So yeah, honestly… unless you have some kind of aversion to banking, I would recommend two things, using an established account, and doing things at least a couple days in advance, if you have to go the cash route, because it is weird and they will need to make sure you aren’t a terrorist or something.

Donna Freedman says:

The day you decide to carry a briefcase full of cash might be the day you are chosen at random by a mugger. Or it might be the day you’re a bit careless and you misplace the “paid in full” receipt.
Here’s hoping the person meant “I have enough saved up to buy it without a mortgage.” I, too, would be interested in a follow-up.

Anonymous says:

Hi Flexo, Keep us posted on the outcome of this reader. I’d like to know what happens. I’m curious why the writer doesn’t deposit the cash in the bank. It’s insured by the FDIC up to $100,000. If he/she has more, put it in a few accounts.

eric says:

Thanks for contributing your thoughts on the post Barbara! I enjoy your blog.

Anonymous says:

I thought FDIC insures up to $250,000 per account (so long as they are in different banks or, if at the same bank, they need to be in different ownership categories, i.e., $250,000 in a high-yield savings account and $250,000 in a certificate of deposit). Can anyone say if this is this accurate?

Anonymous says:

In so many instances cash is convenient, except this one. I think there may be a concern over counterfeit currency too. One the official closing occurs it is very difficult to undo.

Anonymous says:

Wow! That is a lot of cash to have on hand. The thought of paying for a house with cash in hand is a fun idea to entertain. Perhaps with that amount of cash they have reason to want to avoid the banks?

Anonymous says:

I suspect a lot of people in this situation end up depositing the cash in an overseas bank with the hopes of avoiding getting detected by the IRS. I don’t recommend that route though as I’ve heard of a bank somehow ‘losing’ someone’s account money when they tried that. It does sound like you pretty much have to deposit the money in a bank to buy something as big as a house.

Anonymous says:

I was watching an episode of HGTV’s House Hunters International – and in a lot of countries you do have to bring a suitcase full of cash. That’s way too nerve-wrecking for me. Knowing me, I’d leave that suitcase in a restaurant or something.

Anonymous says:

I wish I had a suitcase of cash. I wasn’t aware that transactions over $10,000 are tracked. I just transferred 10k to my checking account from my saving account to use as a “good faith” deposit on a house we’re buying. Now I guess the IRS will be “watching me”.

Luke Landes says:

I doubt you’ll be “watched” because of that. The CTR is used for currency transactions (those involving cash). The form to watch out for is the Suspicious Activity Report, but that won’t get filed unless a teller thinks you have dangerous intentions.

lynn says:

I once transferred a little over 10000 from my savings to checking to pay off a vehicle. The government knew about it and considered it income. So I paid taxes on it rather than getting in a (blank) contest with them.
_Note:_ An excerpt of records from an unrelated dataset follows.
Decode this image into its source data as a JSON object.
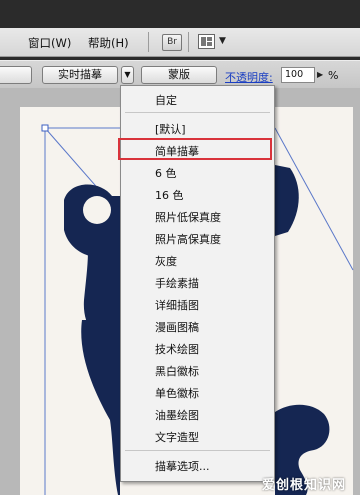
{
  "menubar": {
    "window_label": "窗口(W)",
    "help_label": "帮助(H)",
    "bridge_label": "Br",
    "arrange_dropdown": "▼"
  },
  "control_bar": {
    "preset_button": "",
    "live_trace_button": "实时描摹",
    "trace_dropdown_arrow": "▼",
    "mask_button": "蒙版",
    "opacity_label": "不透明度:",
    "opacity_value": "100",
    "opacity_arrow": "▶",
    "opacity_unit": "%"
  },
  "trace_menu": {
    "items": [
      {
        "label": "自定",
        "highlighted": false
      },
      {
        "label": "[默认]",
        "highlighted": false
      },
      {
        "label": "简单描摹",
        "highlighted": true
      },
      {
        "label": "6 色",
        "highlighted": false
      },
      {
        "label": "16 色",
        "highlighted": false
      },
      {
        "label": "照片低保真度",
        "highlighted": false
      },
      {
        "label": "照片高保真度",
        "highlighted": false
      },
      {
        "label": "灰度",
        "highlighted": false
      },
      {
        "label": "手绘素描",
        "highlighted": false
      },
      {
        "label": "详细插图",
        "highlighted": false
      },
      {
        "label": "漫画图稿",
        "highlighted": false
      },
      {
        "label": "技术绘图",
        "highlighted": false
      },
      {
        "label": "黑白徽标",
        "highlighted": false
      },
      {
        "label": "单色徽标",
        "highlighted": false
      },
      {
        "label": "油墨绘图",
        "highlighted": false
      },
      {
        "label": "文字造型",
        "highlighted": false
      },
      {
        "label": "描摹选项...",
        "highlighted": false
      }
    ]
  },
  "watermark": "爱创根知识网",
  "colors": {
    "highlight_border": "#d9333b",
    "artwork_navy": "#152652",
    "link_blue": "#1a3ec2"
  }
}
Anonymous says:

I was under the impression that buying a house with cash simply meant no financing – at closing a cashiers check or even personal check in the event the house is sold by a bank to a member. I, for one, would be concerned about fraud, counterfeiting, or illegal activities – drugs, distribution, or what have you.

I’m interested to hear more about this. I’ve never been in a position where buying a home with cash made sense, so this is all new to me.